Linux has some awesome apps, but sometimes the big guys ignore Linux and we're left out in the cold. Wine is (sometimes) the answer: if you've got a Windows program you can't leave behind (whether it's Outlook for work, Photoshop for images, or World of Warcraft for fun), Wine will run it on your Linux desktop. It doesn't work with every program out there, but Wine's app database will help you figure out which ones work well, so you can get one step closer to leaving Windows behind forever.
When Wine doesn’t cut it and you just have to run that Windows program or two, VirtualBox is your next choice. VirtualBox will run an entire Windows installation in a virtual machine, so you can perform all your Windows tasks without ever leaving Linux. It isn’t always ideal, but if you’re stuck with Windows at work, for example, this might end up being the compromise you need.
Linux users spend a lot more time in the terminal than the average Windows or Mac user, which means you should have a really good terminal emulator on hand. The default terminal that comes with your distro may be fine, but Terminator will take your command line work to the next level. You can arrange terminals in a grid, re-order them, configure a bevy of keyboard shortcuts, save your layouts, and a lot more. If you don't want or need everything Terminator has to offer, you might still want to check out Guake and Yakuake, the awesome drop-down terminals you can access with a keyboard shortcut.
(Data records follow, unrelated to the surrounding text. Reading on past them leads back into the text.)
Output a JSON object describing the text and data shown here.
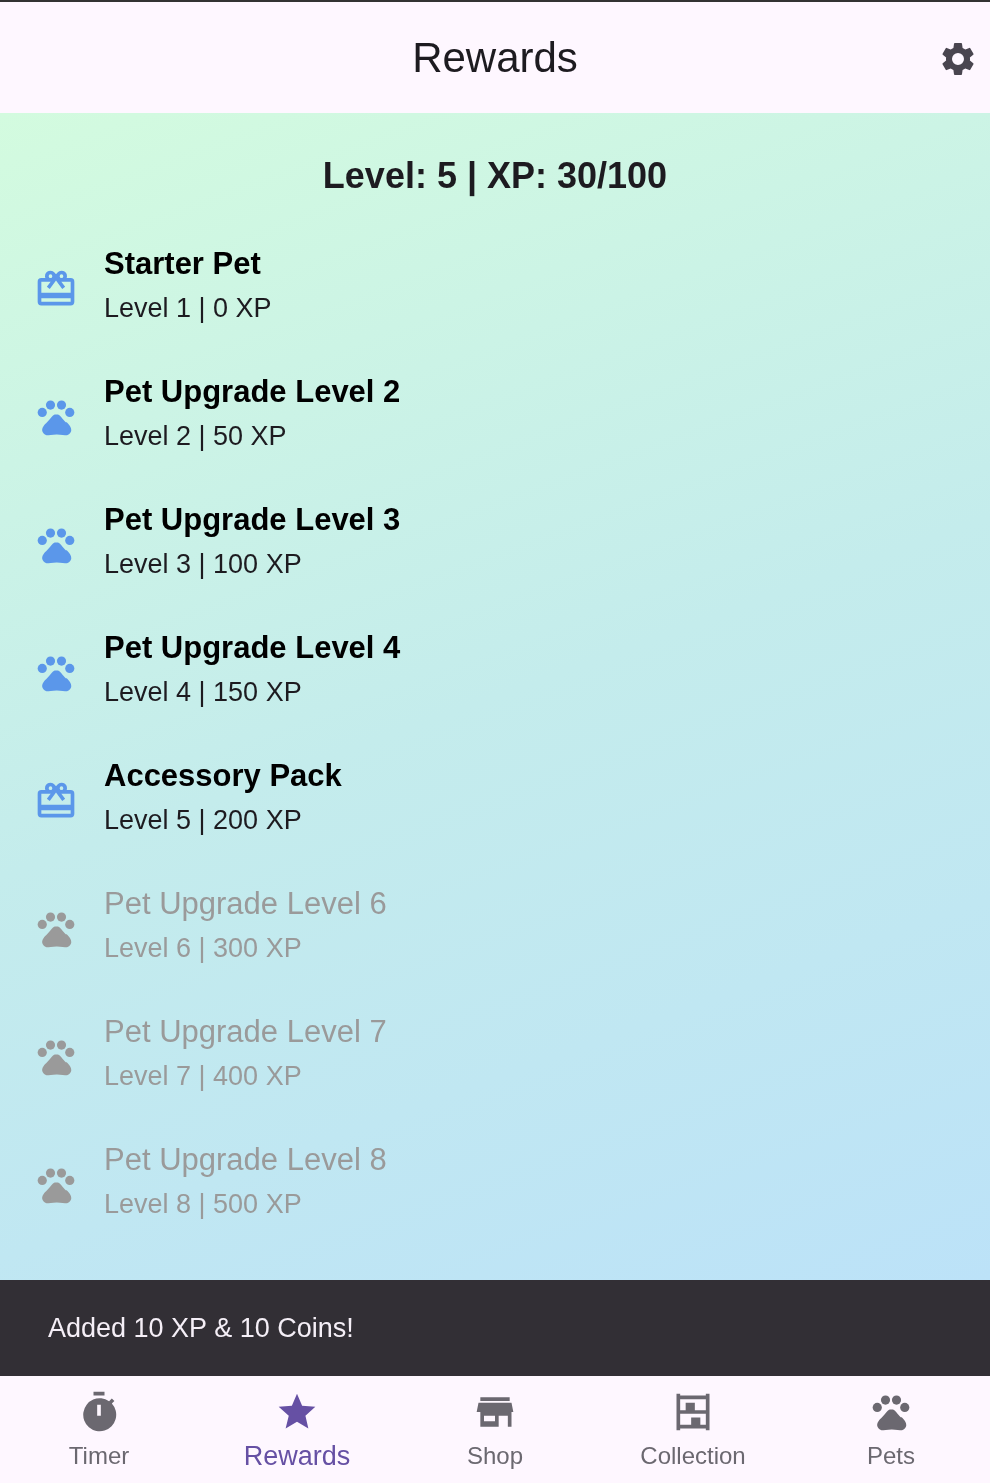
{
  "app_bar": {
    "title": "Rewards"
  },
  "progress": {
    "text": "Level: 5 | XP: 30/100"
  },
  "rewards": [
    {
      "kind": "gift",
      "title": "Starter Pet",
      "subtitle": "Level 1 | 0 XP",
      "unlocked": true
    },
    {
      "kind": "paw",
      "title": "Pet Upgrade Level 2",
      "subtitle": "Level 2 | 50 XP",
      "unlocked": true
    },
    {
      "kind": "paw",
      "title": "Pet Upgrade Level 3",
      "subtitle": "Level 3 | 100 XP",
      "unlocked": true
    },
    {
      "kind": "paw",
      "title": "Pet Upgrade Level 4",
      "subtitle": "Level 4 | 150 XP",
      "unlocked": true
    },
    {
      "kind": "gift",
      "title": "Accessory Pack",
      "subtitle": "Level 5 | 200 XP",
      "unlocked": true
    },
    {
      "kind": "paw",
      "title": "Pet Upgrade Level 6",
      "subtitle": "Level 6 | 300 XP",
      "unlocked": false
    },
    {
      "kind": "paw",
      "title": "Pet Upgrade Level 7",
      "subtitle": "Level 7 | 400 XP",
      "unlocked": false
    },
    {
      "kind": "paw",
      "title": "Pet Upgrade Level 8",
      "subtitle": "Level 8 | 500 XP",
      "unlocked": false
    }
  ],
  "snackbar": {
    "message": "Added 10 XP & 10 Coins!"
  },
  "nav": [
    {
      "kind": "timer",
      "label": "Timer",
      "selected": false
    },
    {
      "kind": "star",
      "label": "Rewards",
      "selected": true
    },
    {
      "kind": "shop",
      "label": "Shop",
      "selected": false
    },
    {
      "kind": "shelf",
      "label": "Collection",
      "selected": false
    },
    {
      "kind": "paw",
      "label": "Pets",
      "selected": false
    }
  ]
}
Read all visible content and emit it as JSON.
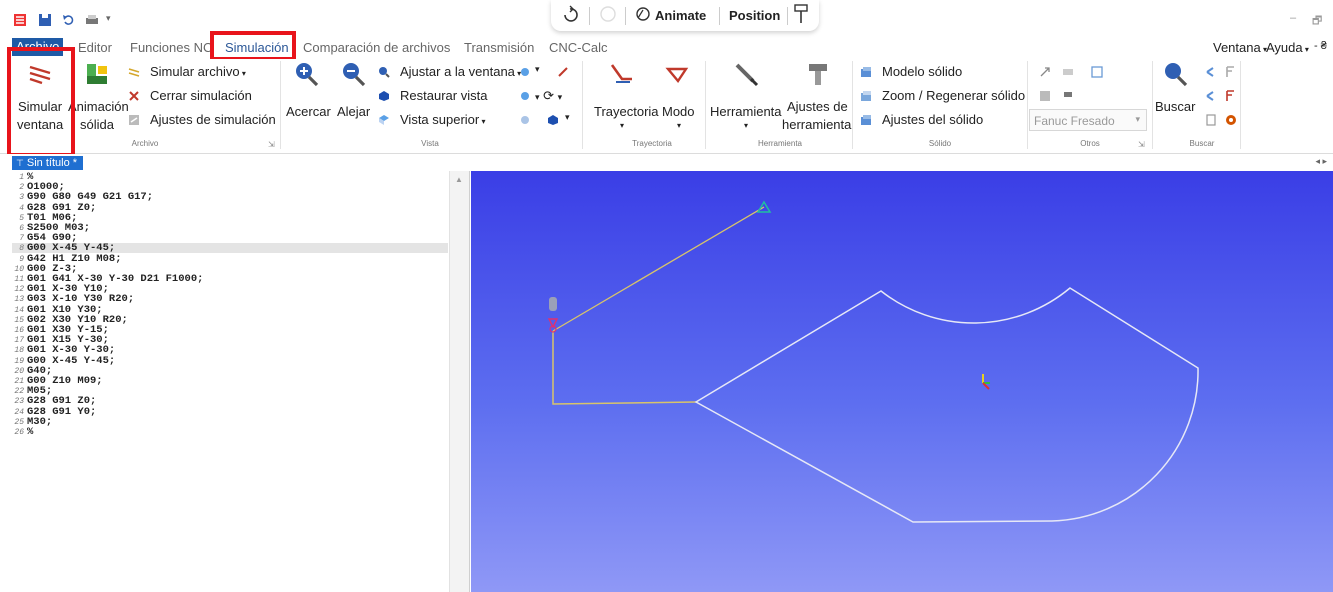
{
  "titlebar": {
    "float_toolbar": {
      "animate_label": "Animate",
      "position_label": "Position"
    },
    "window_controls": {
      "minimize": "–",
      "restore": "🗗"
    }
  },
  "menu": {
    "tabs": [
      {
        "label": "Archivo"
      },
      {
        "label": "Editor"
      },
      {
        "label": "Funciones NC"
      },
      {
        "label": "Simulación"
      },
      {
        "label": "Comparación de archivos"
      },
      {
        "label": "Transmisión"
      },
      {
        "label": "CNC-Calc"
      }
    ],
    "right": {
      "ventana": "Ventana",
      "ayuda": "Ayuda",
      "extra": "- ₴"
    }
  },
  "ribbon": {
    "archivo": {
      "title": "Archivo",
      "simular_ventana_1": "Simular",
      "simular_ventana_2": "ventana",
      "animacion_1": "Animación",
      "animacion_2": "sólida",
      "simular_archivo": "Simular archivo",
      "cerrar_simulacion": "Cerrar simulación",
      "ajustes_simulacion": "Ajustes de simulación"
    },
    "vista": {
      "title": "Vista",
      "acercar": "Acercar",
      "alejar": "Alejar",
      "ajustar": "Ajustar a la ventana",
      "restaurar": "Restaurar vista",
      "superior": "Vista superior"
    },
    "trayectoria": {
      "title": "Trayectoria",
      "trayectoria": "Trayectoria",
      "modo": "Modo"
    },
    "herramienta": {
      "title": "Herramienta",
      "herramienta": "Herramienta",
      "ajustes_1": "Ajustes de",
      "ajustes_2": "herramienta"
    },
    "solido": {
      "title": "Sólido",
      "modelo": "Modelo sólido",
      "zoom": "Zoom / Regenerar sólido",
      "ajustes": "Ajustes del sólido"
    },
    "otros": {
      "title": "Otros",
      "control_select": "Fanuc Fresado"
    },
    "buscar": {
      "title": "Buscar",
      "buscar": "Buscar"
    }
  },
  "document": {
    "tab_label": "Sin título *"
  },
  "editor": {
    "lines": [
      "%",
      "O1000;",
      "G90 G80 G49 G21 G17;",
      "G28 G91 Z0;",
      "T01 M06;",
      "S2500 M03;",
      "G54 G90;",
      "G00 X-45 Y-45;",
      "G42 H1 Z10 M08;",
      "G00 Z-3;",
      "G01 G41 X-30 Y-30 D21 F1000;",
      "G01 X-30 Y10;",
      "G03 X-10 Y30 R20;",
      "G01 X10 Y30;",
      "G02 X30 Y10 R20;",
      "G01 X30 Y-15;",
      "G01 X15 Y-30;",
      "G01 X-30 Y-30;",
      "G00 X-45 Y-45;",
      "G40;",
      "G00 Z10 M09;",
      "M05;",
      "G28 G91 Z0;",
      "G28 G91 Y0;",
      "M30;",
      "%"
    ],
    "highlighted_line": 8
  },
  "colors": {
    "highlight_box": "#e8141b",
    "viewport_top": "#3a3ee6",
    "viewport_bottom": "#8f98f6",
    "toolpath": "#d8c46a",
    "outline": "#e6e8f6"
  }
}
Command Line Tools
The command line is often the fastest and easiest way to do simple tasks, and the standard command line tools that come with your distro are already immensely powerful. There’s more where those came from, though! Here are a just a few bonus tools that you may not have realised existed.
- Pdftk slices and dices PDFs. Ever have to print and scan a ten-page contract just to sign the last page? Next time, scan that page by itself, and run the commands:
pdftk contract.pdf cat 1-9 output firstnine.pdf
pdftk firstnine.pdf lastpage.pdf output signedcontract.pdf
- Undistract-me solves that problem where you start a long running command (maybe a code compile), switch over to your web browser while you wait for it to finish, and then realise later that you totally forgot to get back to the thing you were doing. Undistract-me watches for commands that take more than ten seconds, and pops up a notification on your screen when the command finishes.
- Joe is the perfect text editor for when you don’t want to leave the terminal. It’s quick to load and easy to use, no matter what editor you’re used to. That’s because it comes with a chameleon-like set of aliases. Do you have all the emacs shortcuts memorised? Invoke it as jmacs. Nostalgic for pico? Call it as jpico. If you don’t know what any of this means, just type joe. (Or scroll up to our recommendations for Kate and Geany.)
- Smem measures the amount of memory that your computer is using. Sure, you thought you had a tool for that. But some memory is shared, and tools like free don’t count it in the most helpful way. Smem gives more meaningful numbers.
- Powertop is a handy tool for figuring out why your laptop’s battery is draining so fast, or why your desktop is getting so hot. It shows how much power each of your currently running programs are using. It can also tweak low level power management features that you never knew you had -- for example, is your USB controller suspending when it’s not in use? Now you can find out.
Plenty of other tools in our pack have command-line equivalents, too. If you’d like to start exploring the world of the terminal, check out our beginner’s guide to the command line.